Many parents think students get right amount of homework
Parents of more than three quarters of K12 students think the amount of homework given is appropriate, and many of the adults surveyed also said they help their children with the assignments, says a report on parental involvement from the National Center for Education Statistics.
Some 57 percent of students had parents who said they had received notes or emails from school that were specifically about their children, according to the 2011-2012 school year report, “Parent and Family Involvement in Education, from the National Household Education Surveys Program of 2012.”
The responses were collected from 17,563 questionnaires answered by parents of public and private school children. Here are more of the report’s finding from the 2011-2012 school year:

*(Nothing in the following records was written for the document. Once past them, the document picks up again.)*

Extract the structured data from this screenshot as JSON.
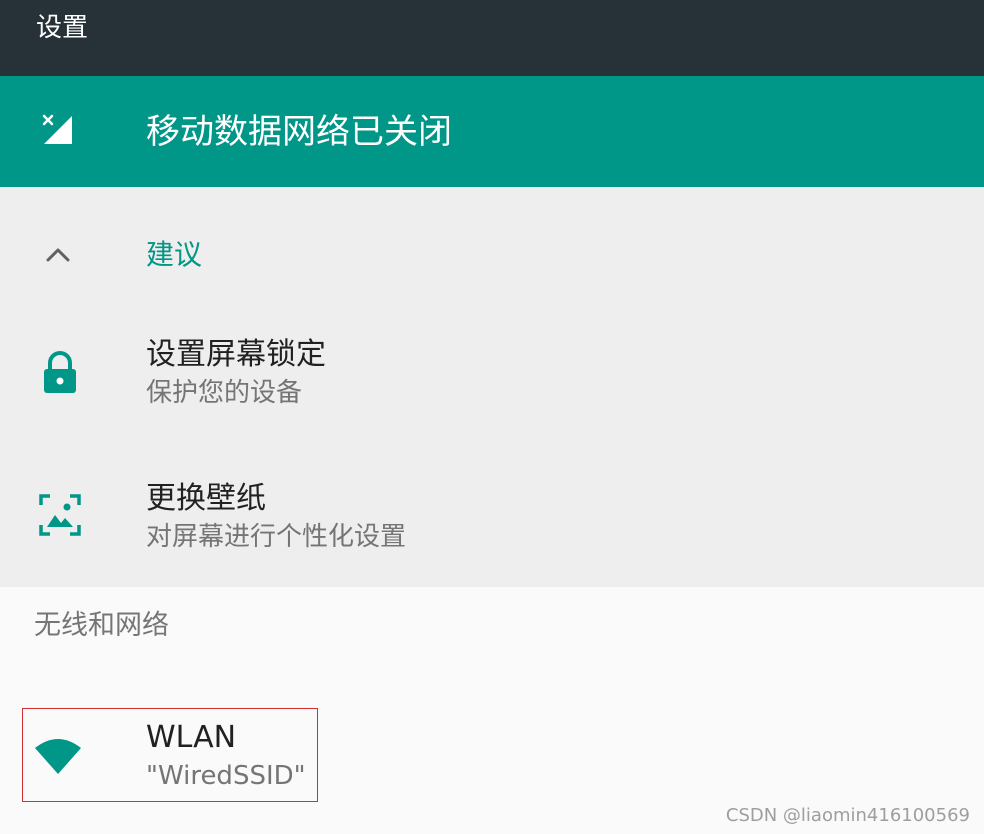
{
  "app_bar": {
    "title": "设置"
  },
  "banner": {
    "text": "移动数据网络已关闭",
    "icon": "signal-off-icon"
  },
  "suggestions": {
    "header": "建议",
    "items": [
      {
        "title": "设置屏幕锁定",
        "subtitle": "保护您的设备",
        "icon": "lock-icon"
      },
      {
        "title": "更换壁纸",
        "subtitle": "对屏幕进行个性化设置",
        "icon": "wallpaper-icon"
      }
    ]
  },
  "sections": [
    {
      "header": "无线和网络",
      "items": [
        {
          "title": "WLAN",
          "subtitle": "\"WiredSSID\"",
          "icon": "wifi-icon"
        }
      ]
    }
  ],
  "watermark": "CSDN @liaomin416100569",
  "colors": {
    "app_bar": "#263238",
    "accent": "#009688",
    "suggestions_bg": "#eeeeee",
    "page_bg": "#fafafa",
    "highlight_border": "#d32f2f"
  }
}
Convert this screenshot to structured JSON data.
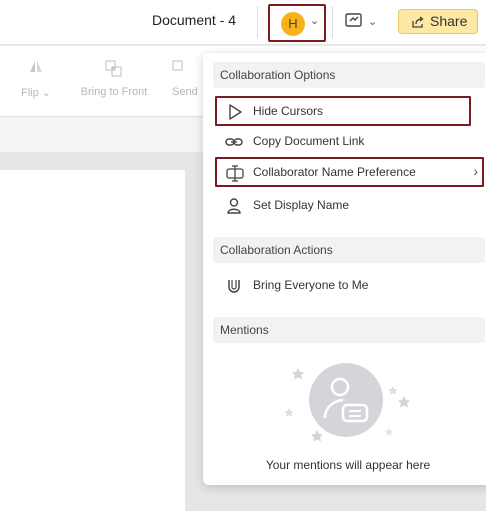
{
  "header": {
    "document_title": "Document - 4",
    "avatar_initial": "H",
    "share_label": "Share"
  },
  "toolbar": {
    "tools": [
      {
        "label": "Flip",
        "has_dropdown": true
      },
      {
        "label": "Bring to Front",
        "has_dropdown": false
      },
      {
        "label": "Send",
        "has_dropdown": false
      }
    ]
  },
  "colors": {
    "avatar_bg": "#f7b21a",
    "share_bg": "#fde9a3",
    "highlight_border": "#7a1c24"
  },
  "panel": {
    "collaboration_options": {
      "title": "Collaboration Options",
      "items": [
        {
          "label": "Hide Cursors",
          "icon": "cursor-icon"
        },
        {
          "label": "Copy Document Link",
          "icon": "link-icon"
        },
        {
          "label": "Collaborator Name Preference",
          "icon": "text-cursor-icon",
          "submenu": true
        },
        {
          "label": "Set Display Name",
          "icon": "user-icon"
        }
      ]
    },
    "collaboration_actions": {
      "title": "Collaboration Actions",
      "items": [
        {
          "label": "Bring Everyone to Me",
          "icon": "magnet-icon"
        }
      ]
    },
    "mentions": {
      "title": "Mentions",
      "empty_text": "Your mentions will appear here"
    }
  }
}
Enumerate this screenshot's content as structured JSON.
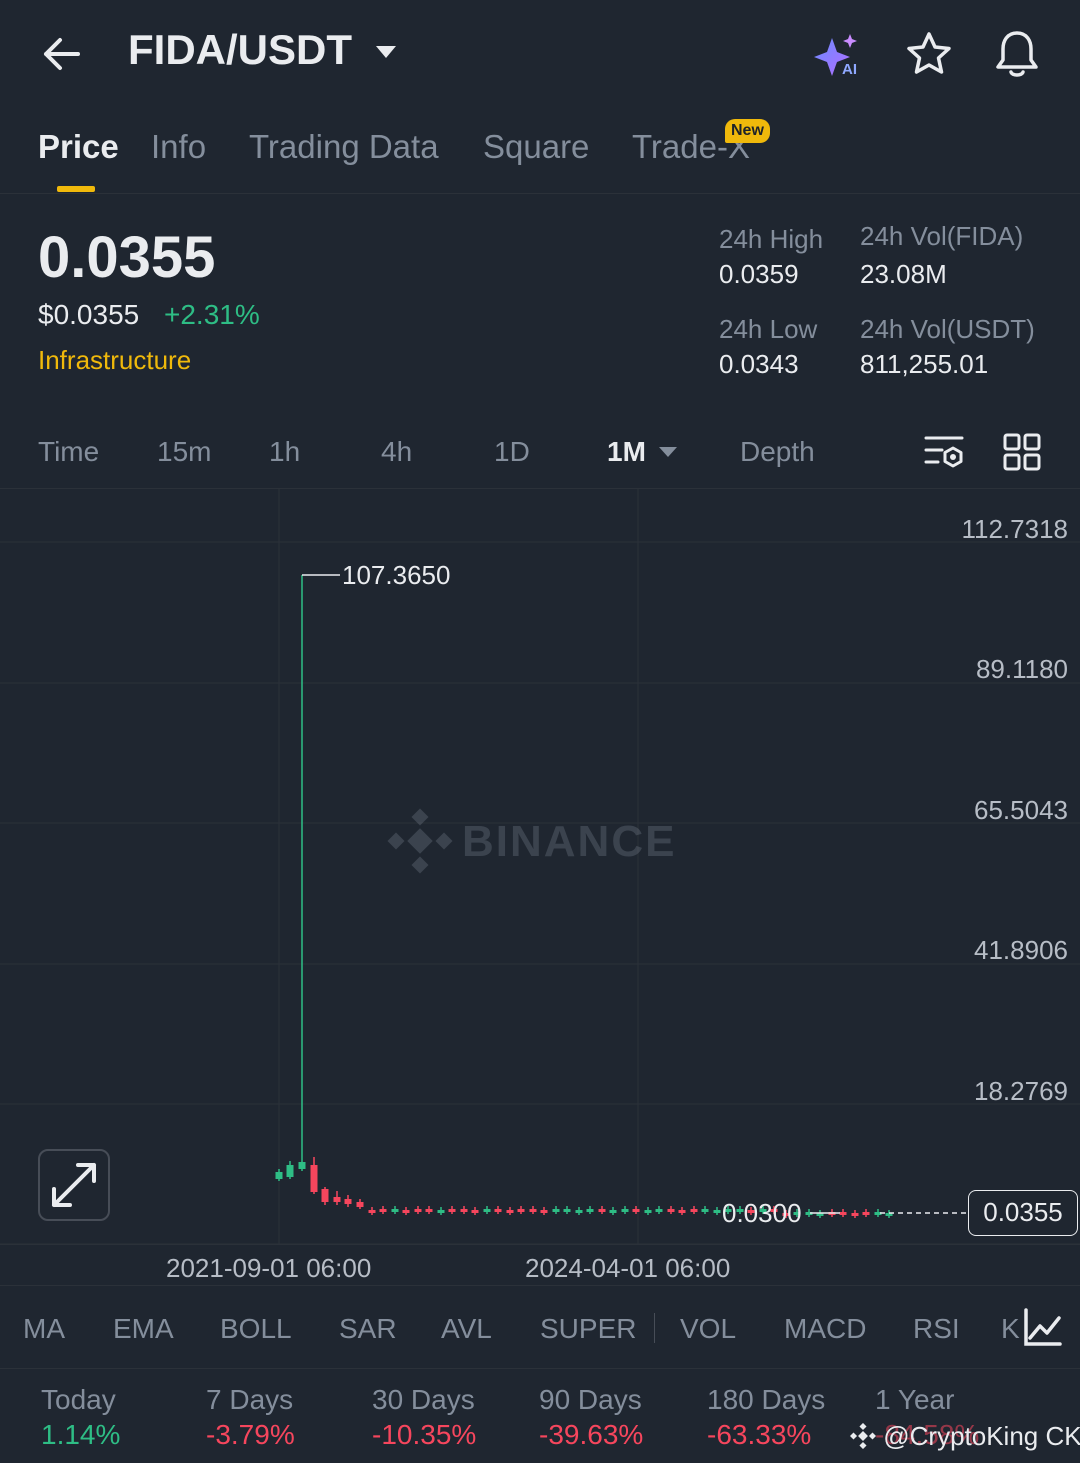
{
  "header": {
    "pair": "FIDA/USDT",
    "ai_badge": "AI"
  },
  "tabs": [
    {
      "label": "Price"
    },
    {
      "label": "Info"
    },
    {
      "label": "Trading Data"
    },
    {
      "label": "Square"
    },
    {
      "label": "Trade-X"
    }
  ],
  "new_badge": "New",
  "price": {
    "last": "0.0355",
    "usd": "$0.0355",
    "change_pct": "+2.31%",
    "category": "Infrastructure"
  },
  "stats": {
    "high_label": "24h High",
    "high": "0.0359",
    "low_label": "24h Low",
    "low": "0.0343",
    "vol_base_label": "24h Vol(FIDA)",
    "vol_base": "23.08M",
    "vol_quote_label": "24h Vol(USDT)",
    "vol_quote": "811,255.01"
  },
  "intervals": [
    "Time",
    "15m",
    "1h",
    "4h",
    "1D",
    "1M",
    "Depth"
  ],
  "active_interval": "1M",
  "chart": {
    "y_labels": [
      "112.7318",
      "89.1180",
      "65.5043",
      "41.8906",
      "18.2769"
    ],
    "x_labels": [
      "2021-09-01 06:00",
      "2024-04-01 06:00"
    ],
    "peak_label": "107.3650",
    "low_label": "0.0300",
    "current_price": "0.0355",
    "watermark": "BINANCE",
    "colors": {
      "up": "#2ebd85",
      "down": "#f6465d"
    }
  },
  "indicators": [
    "MA",
    "EMA",
    "BOLL",
    "SAR",
    "AVL",
    "SUPER",
    "VOL",
    "MACD",
    "RSI",
    "K"
  ],
  "performance": [
    {
      "label": "Today",
      "value": "1.14%",
      "dir": "up"
    },
    {
      "label": "7 Days",
      "value": "-3.79%",
      "dir": "down"
    },
    {
      "label": "30 Days",
      "value": "-10.35%",
      "dir": "down"
    },
    {
      "label": "90 Days",
      "value": "-39.63%",
      "dir": "down"
    },
    {
      "label": "180 Days",
      "value": "-63.33%",
      "dir": "down"
    },
    {
      "label": "1 Year",
      "value": "-84.58%",
      "dir": "down"
    }
  ],
  "credit": "@CryptoKing CK"
}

- 87 percent of students had parents who attended a general school or PTA meeting; 76 percent attended a parent-teacher conference; and 74 percent went to a class or school event.
- 42 percent of students had parents who volunteered in school while 58 percent participated in fundraising.
- 87 percent of students parents’ received general newsletters, memos or emails from schools.
- Parents said 96 percent of students did homework and 86 percent of those students had a designated place to do their work; 67 percent of students had homework check by an adult.
- 37 percent of students in grades 6 through 12 had parents who expected them to complete graduate school; 28 percent expected a four-year diploma; 17 percent expected students to attend two or more years of college; only 1 percent did not expect their children to finish high school.
- About 3 percent of school-age students homeschooled, and a large majority of those (68 percent) were white.